Fielding Questions: Tips for houseplants with brown leaf tips, redbud trees and lights for seedlings
Q: Do you know what is causing the leaf tips to dry out and turn brown on several of our houseplants, and do you have any suggestions how to solve the problem? We water with Fargo tap water, and don’t have a water softener. — Gary Leeby, Fargo.
A: Browning of leaf tips is a common houseplant disorder with several causes. Low indoor humidity and hot air drafts contribute to the problem, but by far the leading cause is the buildup of salts and minerals in the soil.
Although too-frequent fertilizing can be a cause, the most common culprit is the accumulation over time of minerals in the soil from normal watering. We should never let plants sit in drainage water, which can be heavy in leached salts. To flush the soil several times a year, set the plant in a sink or tub and drench the soil three times in quick succession until water flows generously out the drainage holes, which leaches minerals from the plant’s soil.
Repotting into fresh potting mix every several years is another remedy. I notice from your photos the plants might be in the original black nursery-type pots, so I think repotting into slightly larger pots and fresh soil would be wise.
Unfortunately, leaf tips that are already crisp-brown will never revert to normal, so improvement in plant appearance depends on formation of new healthy leaves. Trimming away brown leaf tips into natural points helps somewhat while waiting for new leaves.
Q: I saw a tree in a seed catalog called eastern redbud. It shows zones 4-7. Do you know if others in our area have tried them? — Kay Hogetvedt, Felton, Minn.
A: Eastern redbud, Cercis canadensis, is a pretty, rosy-red, spring-flowering small ornamental tree. Although its winter hardiness is listed as zones 4 to 7, zone 4 covers a large north-to-south chunk of the Upper Midwest, and Eastern redbud is considered non-hardy for most of North Dakota and the upper two-thirds of Minnesota.
Good news! A new redbud, named Northern Herald, has been introduced by North Dakota State University with increased winter hardiness. Listed as zone 3b, it has flowered consistently in North Dakota test sites. Like many new tree introductions, it will take time before Northern Herald is available at local nurseries, but we can be on the lookout.
Q: I’m planning to start seedlings under fluorescent lights. Out of curiosity, what happens if you leave the lights on continually 24 hours a day? Will they grow more quickly? — P. Henson, Bismarck, N.D.
A: In my own experience, most seedlings and plants grow fine under continuous lighting. It’s debatable, though, whether continuous lighting makes them grow any faster than 16 hours of light followed by eight hours of darkness, which is a standard rotation for growing seedlings indoors.
In scouting for research reports, I couldn’t find conclusive results showing whether continuous lighting resulted in improved plant growth across the board. Over the years, I’ve opted to set our timer for 16 hours of light for the seedlings we grow.

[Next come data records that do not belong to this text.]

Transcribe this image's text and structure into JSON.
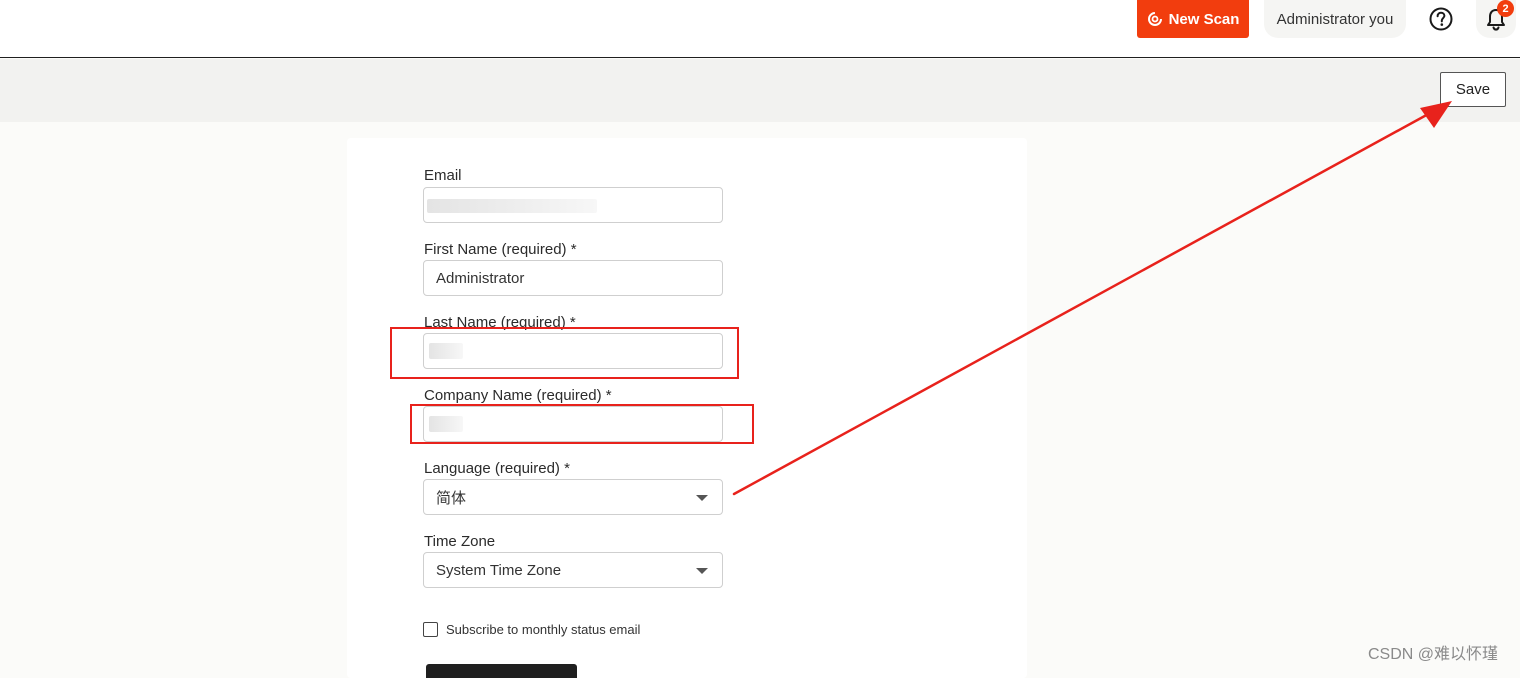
{
  "header": {
    "new_scan_label": "New Scan",
    "user_label": "Administrator you",
    "notification_count": "2",
    "brand_color": "#f23d0e"
  },
  "toolbar": {
    "save_label": "Save"
  },
  "form": {
    "email": {
      "label": "Email",
      "value": ""
    },
    "first_name": {
      "label": "First Name (required) *",
      "value": "Administrator"
    },
    "last_name": {
      "label": "Last Name (required) *",
      "value": ""
    },
    "company_name": {
      "label": "Company Name (required) *",
      "value": ""
    },
    "language": {
      "label": "Language (required) *",
      "selected": "简体"
    },
    "time_zone": {
      "label": "Time Zone",
      "selected": "System Time Zone"
    },
    "subscribe": {
      "label": "Subscribe to monthly status email",
      "checked": false
    }
  },
  "annotations": {
    "highlight_color": "#e8221c"
  },
  "watermark": "CSDN @难以怀瑾"
}
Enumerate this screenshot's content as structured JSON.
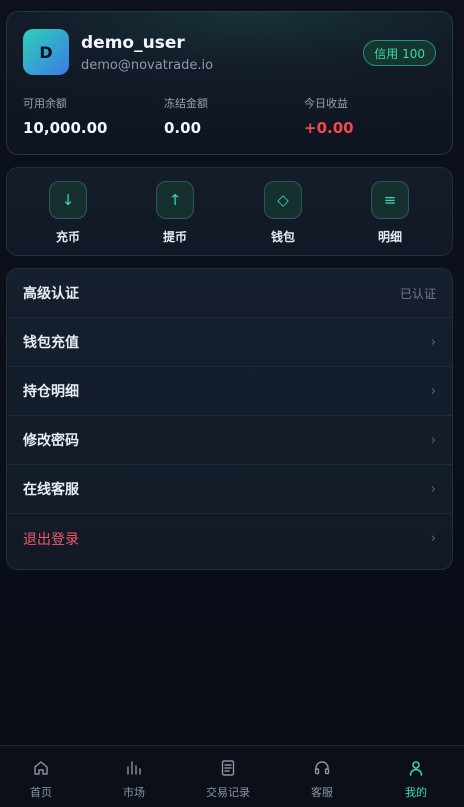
{
  "profile": {
    "avatar_letter": "D",
    "username": "demo_user",
    "email": "demo@novatrade.io",
    "credit_badge": "信用 100",
    "stats": [
      {
        "label": "可用余额",
        "value": "10,000.00"
      },
      {
        "label": "冻结金额",
        "value": "0.00"
      },
      {
        "label": "今日收益",
        "value": "+0.00"
      }
    ]
  },
  "actions": [
    {
      "label": "充币",
      "icon": "arrow-down-icon",
      "glyph": "↓"
    },
    {
      "label": "提币",
      "icon": "arrow-up-icon",
      "glyph": "↑"
    },
    {
      "label": "钱包",
      "icon": "diamond-icon",
      "glyph": "◇"
    },
    {
      "label": "明细",
      "icon": "list-icon",
      "glyph": "≡"
    }
  ],
  "menu": [
    {
      "label": "高级认证",
      "right": "已认证"
    },
    {
      "label": "钱包充值",
      "right": "›"
    },
    {
      "label": "持仓明细",
      "right": "›"
    },
    {
      "label": "修改密码",
      "right": "›"
    },
    {
      "label": "在线客服",
      "right": "›"
    },
    {
      "label": "退出登录",
      "right": "›"
    }
  ],
  "nav": [
    {
      "label": "首页",
      "icon": "home-icon"
    },
    {
      "label": "市场",
      "icon": "bar-chart-icon"
    },
    {
      "label": "交易记录",
      "icon": "document-icon"
    },
    {
      "label": "客服",
      "icon": "headset-icon"
    },
    {
      "label": "我的",
      "icon": "user-icon",
      "active": true
    }
  ],
  "colors": {
    "accent": "#3fd7b6",
    "danger": "#f0566a",
    "profit": "#f2484f",
    "background": "#0a0e18"
  }
}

Some plant species seem to require a period of darkness each night for best growth.
Because there are thousands of horticultural plants, it’s difficult to scientifically test them all for their reaction to light duration.
If you have a gardening or lawn care question, email Don Kinzler at ForumGrowingTogether@hotmail.com. All questions will be answered, and those with broad appeal may be published, so please include your name, city and state for appropriate advice.